Among the entries below, find the lines that hold the word "this" and report them.
Content starts
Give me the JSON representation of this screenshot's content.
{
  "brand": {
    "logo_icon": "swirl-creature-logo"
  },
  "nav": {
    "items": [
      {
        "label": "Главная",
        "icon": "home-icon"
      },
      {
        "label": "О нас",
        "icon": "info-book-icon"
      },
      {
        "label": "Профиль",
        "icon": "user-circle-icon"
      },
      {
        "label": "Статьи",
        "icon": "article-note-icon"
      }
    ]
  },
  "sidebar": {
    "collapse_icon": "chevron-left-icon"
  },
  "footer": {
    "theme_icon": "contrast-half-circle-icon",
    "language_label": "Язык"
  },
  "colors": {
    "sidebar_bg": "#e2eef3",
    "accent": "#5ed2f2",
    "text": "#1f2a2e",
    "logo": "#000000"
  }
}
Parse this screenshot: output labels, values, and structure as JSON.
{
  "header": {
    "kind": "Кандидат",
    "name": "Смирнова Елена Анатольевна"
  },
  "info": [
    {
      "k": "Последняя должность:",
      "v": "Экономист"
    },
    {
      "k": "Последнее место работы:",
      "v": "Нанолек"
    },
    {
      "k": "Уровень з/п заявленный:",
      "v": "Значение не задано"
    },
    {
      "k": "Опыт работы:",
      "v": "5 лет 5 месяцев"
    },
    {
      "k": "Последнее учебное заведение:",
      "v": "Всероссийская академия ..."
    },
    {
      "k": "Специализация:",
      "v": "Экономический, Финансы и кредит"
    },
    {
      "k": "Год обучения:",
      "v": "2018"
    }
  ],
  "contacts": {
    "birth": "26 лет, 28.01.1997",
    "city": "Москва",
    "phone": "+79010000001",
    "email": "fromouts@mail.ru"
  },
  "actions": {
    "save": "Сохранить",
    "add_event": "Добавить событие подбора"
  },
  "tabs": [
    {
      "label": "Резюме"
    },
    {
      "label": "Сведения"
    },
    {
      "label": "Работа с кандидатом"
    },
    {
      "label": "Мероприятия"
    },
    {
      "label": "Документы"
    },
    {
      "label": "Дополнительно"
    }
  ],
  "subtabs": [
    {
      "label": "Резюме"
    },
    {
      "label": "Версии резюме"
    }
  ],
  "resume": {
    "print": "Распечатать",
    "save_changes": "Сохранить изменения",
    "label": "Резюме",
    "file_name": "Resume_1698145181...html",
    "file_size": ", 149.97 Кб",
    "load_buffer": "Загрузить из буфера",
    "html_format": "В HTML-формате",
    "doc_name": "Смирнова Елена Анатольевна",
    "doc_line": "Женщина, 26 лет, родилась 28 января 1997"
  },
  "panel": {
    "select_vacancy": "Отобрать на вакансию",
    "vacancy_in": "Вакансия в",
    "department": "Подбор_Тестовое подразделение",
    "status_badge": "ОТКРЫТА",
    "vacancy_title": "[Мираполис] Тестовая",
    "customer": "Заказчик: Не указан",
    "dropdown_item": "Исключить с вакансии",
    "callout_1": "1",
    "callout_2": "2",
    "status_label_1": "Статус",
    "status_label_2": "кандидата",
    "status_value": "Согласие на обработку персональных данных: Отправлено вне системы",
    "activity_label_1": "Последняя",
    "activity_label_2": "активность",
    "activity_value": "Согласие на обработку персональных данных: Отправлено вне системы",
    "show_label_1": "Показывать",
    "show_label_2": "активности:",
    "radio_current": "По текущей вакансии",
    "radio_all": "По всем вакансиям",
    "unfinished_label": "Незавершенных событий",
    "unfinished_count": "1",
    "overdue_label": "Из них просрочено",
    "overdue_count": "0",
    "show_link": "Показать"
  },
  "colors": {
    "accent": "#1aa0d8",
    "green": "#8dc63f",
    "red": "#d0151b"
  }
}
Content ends
## EXPECTED OUTPUT
Give me the JSON representation of this screenshot's content.
Parse this screenshot: output labels, values, and structure as JSON.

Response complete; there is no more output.